P.S. If you are interested in an iPad version or a deluxe, folio edition, please email firstname.lastname@example.org
I never got
a heart kitsched out of plump red silk
or fluffy between grinning paws
My heart was curved out of wire.
Two little hands threaded rows of beads
terracotta to brown
in bedside light my wire-heart hangs
glinting only for me.
I have done a great deal of childminding and babysitting in my time. It was a pocket-money making staple during my adolescence. More than ten years ago, I used to look after a little boy. He was incredibly creative and sometimes we would be up at late hours constructing his ‘projects,’ which usually involved hanging things down the stairwell. While he instructed my draping technique, I would be worrying myself about getting him to sleep before his parents came home. One night he and I sat on the floor and devoured a juicy mango, there and then, next to the kitchen cupboards. (We seldom had mangos in my childhood home.)
One evening, when I arrived for my usual duties, he handed over a palm-sized, tissue-paper wrapped gift. I opened it and it was this – a handmade heart shaped out of wire and strung with a rainbow of beads. This heart has lived on bedside tables and hung on my bedposts in three continents and about a dozen countries. It’s one of those objects I would grab if I had to flee from a fire.
I doubt this child, now all grownup, even remembers giving this special gift to me.
In old Dutch paintings
a green-winged hummingbird
might stand for love
when it’s on the inside of a pane of glass.
Hovering outside, it signifies the woman within
has been betrayed.
How would you know this
were it not for the scholars and books?
You would have to be Dutch from 1656.
In my notebook, this poem is preceded and followed by a few lines.
Preceding is a criticism, “There you go doing that thing again, where you write something obscure that no-one else can understand.

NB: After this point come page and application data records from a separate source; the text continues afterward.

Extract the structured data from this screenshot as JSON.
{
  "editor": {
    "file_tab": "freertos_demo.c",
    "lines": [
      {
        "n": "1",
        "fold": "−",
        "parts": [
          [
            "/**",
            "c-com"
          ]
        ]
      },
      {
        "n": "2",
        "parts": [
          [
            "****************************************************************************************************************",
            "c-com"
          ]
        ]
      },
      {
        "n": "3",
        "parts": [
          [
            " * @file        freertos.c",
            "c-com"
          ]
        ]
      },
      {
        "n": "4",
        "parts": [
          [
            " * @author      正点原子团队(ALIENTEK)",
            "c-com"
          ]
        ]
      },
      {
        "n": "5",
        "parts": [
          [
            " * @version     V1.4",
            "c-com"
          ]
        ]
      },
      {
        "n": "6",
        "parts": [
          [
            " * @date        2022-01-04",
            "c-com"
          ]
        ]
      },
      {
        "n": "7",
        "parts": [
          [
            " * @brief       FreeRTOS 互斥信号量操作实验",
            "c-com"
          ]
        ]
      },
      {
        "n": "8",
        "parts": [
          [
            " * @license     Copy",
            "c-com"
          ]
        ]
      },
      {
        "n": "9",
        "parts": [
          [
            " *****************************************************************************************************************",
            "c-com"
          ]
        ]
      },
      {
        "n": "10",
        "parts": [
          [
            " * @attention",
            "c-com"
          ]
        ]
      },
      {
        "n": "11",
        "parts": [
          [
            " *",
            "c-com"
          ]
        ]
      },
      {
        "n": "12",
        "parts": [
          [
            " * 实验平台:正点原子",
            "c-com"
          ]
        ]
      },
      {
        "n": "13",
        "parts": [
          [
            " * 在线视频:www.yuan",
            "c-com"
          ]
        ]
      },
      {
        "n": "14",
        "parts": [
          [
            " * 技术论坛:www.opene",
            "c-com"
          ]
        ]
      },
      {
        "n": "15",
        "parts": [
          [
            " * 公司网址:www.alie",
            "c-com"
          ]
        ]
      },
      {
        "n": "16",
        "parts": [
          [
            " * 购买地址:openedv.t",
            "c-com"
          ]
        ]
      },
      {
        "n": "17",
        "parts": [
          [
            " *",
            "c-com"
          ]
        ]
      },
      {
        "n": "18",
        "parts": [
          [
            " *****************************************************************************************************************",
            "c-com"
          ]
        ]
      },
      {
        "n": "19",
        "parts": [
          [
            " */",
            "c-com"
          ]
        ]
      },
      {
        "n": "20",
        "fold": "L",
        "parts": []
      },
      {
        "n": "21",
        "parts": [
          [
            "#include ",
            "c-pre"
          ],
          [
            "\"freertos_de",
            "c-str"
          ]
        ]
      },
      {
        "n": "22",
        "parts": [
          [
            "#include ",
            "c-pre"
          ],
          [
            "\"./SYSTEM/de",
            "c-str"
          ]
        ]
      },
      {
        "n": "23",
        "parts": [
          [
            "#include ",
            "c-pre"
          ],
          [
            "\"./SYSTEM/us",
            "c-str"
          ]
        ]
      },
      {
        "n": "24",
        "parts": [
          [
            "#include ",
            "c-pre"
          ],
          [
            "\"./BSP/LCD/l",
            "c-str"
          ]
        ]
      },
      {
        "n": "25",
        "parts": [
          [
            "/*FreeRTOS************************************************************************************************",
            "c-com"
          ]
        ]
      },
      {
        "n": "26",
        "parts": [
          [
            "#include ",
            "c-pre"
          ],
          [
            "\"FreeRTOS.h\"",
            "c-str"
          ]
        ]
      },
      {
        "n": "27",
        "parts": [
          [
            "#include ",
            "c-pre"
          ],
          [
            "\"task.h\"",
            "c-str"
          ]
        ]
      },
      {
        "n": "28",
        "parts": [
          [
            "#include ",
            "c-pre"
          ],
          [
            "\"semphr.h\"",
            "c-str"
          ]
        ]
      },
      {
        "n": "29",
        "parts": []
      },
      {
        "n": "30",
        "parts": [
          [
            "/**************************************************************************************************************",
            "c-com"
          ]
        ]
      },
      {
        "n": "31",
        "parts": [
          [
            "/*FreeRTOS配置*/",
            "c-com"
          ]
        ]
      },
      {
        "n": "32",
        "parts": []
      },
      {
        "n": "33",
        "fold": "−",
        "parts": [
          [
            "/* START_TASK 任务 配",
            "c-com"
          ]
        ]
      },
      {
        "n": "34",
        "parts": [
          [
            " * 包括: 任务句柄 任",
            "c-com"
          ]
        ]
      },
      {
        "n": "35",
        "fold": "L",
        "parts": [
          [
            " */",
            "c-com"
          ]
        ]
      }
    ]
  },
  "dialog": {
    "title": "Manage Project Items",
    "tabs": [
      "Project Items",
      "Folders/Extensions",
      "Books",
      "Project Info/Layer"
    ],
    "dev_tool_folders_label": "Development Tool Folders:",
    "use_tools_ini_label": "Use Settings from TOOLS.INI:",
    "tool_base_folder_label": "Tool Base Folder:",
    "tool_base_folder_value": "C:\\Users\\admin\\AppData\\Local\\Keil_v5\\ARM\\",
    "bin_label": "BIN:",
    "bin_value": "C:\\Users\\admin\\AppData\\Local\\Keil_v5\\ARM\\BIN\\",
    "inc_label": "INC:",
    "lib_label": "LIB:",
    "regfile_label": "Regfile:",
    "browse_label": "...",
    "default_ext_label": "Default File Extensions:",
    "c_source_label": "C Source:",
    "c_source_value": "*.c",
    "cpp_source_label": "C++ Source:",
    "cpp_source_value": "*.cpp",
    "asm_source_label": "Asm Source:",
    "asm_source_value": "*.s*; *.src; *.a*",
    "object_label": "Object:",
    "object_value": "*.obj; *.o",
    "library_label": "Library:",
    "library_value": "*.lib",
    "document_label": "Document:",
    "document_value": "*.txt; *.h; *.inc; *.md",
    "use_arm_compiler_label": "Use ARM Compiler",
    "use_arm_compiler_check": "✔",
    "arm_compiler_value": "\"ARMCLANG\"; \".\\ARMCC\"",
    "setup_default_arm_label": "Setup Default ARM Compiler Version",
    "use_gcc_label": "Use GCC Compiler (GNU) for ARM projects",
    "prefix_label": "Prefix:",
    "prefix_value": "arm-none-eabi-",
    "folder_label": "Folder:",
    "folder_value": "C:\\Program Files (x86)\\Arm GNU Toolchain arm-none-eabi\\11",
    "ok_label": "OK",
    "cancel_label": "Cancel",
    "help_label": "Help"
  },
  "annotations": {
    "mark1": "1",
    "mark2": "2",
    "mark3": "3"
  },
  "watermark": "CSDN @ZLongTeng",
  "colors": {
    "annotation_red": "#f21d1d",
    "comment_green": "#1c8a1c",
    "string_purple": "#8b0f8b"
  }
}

What’s in your mind?”
After the last lines of the poem, are these comments, mine:
You expect some easy icons
Tins to pick from Tesco shelves
Or marked down shoes from TKMaxx
My poetry’s just not like that.